# What this task involves:
Look at every line of the material and count the ones holding the word "true". The answer is the number only.

# Task material:
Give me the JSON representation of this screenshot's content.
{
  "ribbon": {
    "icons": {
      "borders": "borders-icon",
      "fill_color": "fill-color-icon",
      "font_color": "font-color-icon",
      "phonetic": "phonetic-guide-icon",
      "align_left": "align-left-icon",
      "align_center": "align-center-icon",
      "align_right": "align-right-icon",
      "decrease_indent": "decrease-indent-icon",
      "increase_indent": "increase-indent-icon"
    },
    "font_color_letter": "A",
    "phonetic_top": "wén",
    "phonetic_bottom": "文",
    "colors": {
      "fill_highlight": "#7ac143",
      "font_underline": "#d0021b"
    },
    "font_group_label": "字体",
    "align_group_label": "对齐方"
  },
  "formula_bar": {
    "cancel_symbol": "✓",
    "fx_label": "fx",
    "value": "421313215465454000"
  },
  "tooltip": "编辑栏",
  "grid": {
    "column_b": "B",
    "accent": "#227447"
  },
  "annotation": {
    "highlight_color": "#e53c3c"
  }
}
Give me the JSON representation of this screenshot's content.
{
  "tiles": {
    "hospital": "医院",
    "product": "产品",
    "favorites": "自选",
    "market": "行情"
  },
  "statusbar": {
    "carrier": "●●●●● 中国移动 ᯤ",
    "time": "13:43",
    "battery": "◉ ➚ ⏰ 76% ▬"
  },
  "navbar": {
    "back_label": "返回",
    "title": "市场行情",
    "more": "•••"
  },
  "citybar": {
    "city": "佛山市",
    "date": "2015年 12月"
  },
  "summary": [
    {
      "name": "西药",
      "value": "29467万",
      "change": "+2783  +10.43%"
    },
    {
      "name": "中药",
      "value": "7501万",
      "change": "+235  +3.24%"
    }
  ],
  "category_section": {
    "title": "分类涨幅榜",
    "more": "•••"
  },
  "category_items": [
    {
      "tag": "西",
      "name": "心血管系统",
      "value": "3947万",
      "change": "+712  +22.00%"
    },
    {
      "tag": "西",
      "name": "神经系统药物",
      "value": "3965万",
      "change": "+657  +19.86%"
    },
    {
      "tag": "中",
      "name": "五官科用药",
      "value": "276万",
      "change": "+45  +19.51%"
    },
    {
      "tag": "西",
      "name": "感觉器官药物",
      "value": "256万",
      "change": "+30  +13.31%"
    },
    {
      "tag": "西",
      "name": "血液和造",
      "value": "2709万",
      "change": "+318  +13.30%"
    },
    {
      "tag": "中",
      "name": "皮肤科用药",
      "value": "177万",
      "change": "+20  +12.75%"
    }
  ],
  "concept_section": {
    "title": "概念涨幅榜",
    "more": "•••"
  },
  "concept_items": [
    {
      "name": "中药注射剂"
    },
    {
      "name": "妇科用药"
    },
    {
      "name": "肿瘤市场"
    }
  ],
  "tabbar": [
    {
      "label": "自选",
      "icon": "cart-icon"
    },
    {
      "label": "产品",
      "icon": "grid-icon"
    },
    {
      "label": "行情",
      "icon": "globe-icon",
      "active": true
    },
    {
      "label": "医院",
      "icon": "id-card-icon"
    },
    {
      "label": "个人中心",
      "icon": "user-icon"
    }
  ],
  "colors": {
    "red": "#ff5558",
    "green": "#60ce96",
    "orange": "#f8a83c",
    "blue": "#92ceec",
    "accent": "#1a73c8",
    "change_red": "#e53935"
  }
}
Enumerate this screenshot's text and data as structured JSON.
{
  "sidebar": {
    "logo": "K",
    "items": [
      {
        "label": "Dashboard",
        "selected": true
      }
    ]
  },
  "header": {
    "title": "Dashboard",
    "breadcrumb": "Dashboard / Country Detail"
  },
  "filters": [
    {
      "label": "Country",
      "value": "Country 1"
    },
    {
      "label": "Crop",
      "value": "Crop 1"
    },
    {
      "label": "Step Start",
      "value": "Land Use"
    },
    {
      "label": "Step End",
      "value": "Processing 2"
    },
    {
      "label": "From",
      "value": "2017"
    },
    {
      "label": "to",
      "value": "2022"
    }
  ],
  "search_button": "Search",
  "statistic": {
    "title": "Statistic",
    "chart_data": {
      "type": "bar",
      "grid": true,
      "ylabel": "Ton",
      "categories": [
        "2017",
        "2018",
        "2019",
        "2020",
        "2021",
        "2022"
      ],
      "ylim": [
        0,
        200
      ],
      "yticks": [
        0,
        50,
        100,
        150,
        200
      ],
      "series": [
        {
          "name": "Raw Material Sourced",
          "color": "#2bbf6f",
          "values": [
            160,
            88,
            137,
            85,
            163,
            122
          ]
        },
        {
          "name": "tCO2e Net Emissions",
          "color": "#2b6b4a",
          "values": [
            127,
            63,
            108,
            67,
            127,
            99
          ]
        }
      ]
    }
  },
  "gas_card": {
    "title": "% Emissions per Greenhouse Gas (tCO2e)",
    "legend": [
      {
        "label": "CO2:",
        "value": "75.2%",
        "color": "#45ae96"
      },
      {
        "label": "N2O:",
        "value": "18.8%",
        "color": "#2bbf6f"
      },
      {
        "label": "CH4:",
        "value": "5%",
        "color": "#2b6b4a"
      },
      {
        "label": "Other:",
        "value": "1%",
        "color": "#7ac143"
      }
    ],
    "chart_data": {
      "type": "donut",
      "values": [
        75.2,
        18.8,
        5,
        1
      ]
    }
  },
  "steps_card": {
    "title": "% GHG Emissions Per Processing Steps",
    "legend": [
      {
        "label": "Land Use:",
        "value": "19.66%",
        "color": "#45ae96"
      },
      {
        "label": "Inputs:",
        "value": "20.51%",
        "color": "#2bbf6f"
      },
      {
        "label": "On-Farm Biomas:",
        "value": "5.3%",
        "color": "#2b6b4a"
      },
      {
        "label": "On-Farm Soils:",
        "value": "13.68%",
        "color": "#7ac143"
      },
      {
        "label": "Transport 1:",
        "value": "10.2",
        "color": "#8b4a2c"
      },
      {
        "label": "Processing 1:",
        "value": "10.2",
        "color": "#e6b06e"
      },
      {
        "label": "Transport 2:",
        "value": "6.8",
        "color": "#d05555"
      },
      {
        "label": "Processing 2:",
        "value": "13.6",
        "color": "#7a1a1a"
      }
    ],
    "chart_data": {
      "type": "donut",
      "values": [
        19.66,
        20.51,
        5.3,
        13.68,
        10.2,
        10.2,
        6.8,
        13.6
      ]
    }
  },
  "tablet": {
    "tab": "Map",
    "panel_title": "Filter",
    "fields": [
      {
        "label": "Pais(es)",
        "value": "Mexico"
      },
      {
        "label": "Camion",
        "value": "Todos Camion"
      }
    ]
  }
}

# Problem solution:
3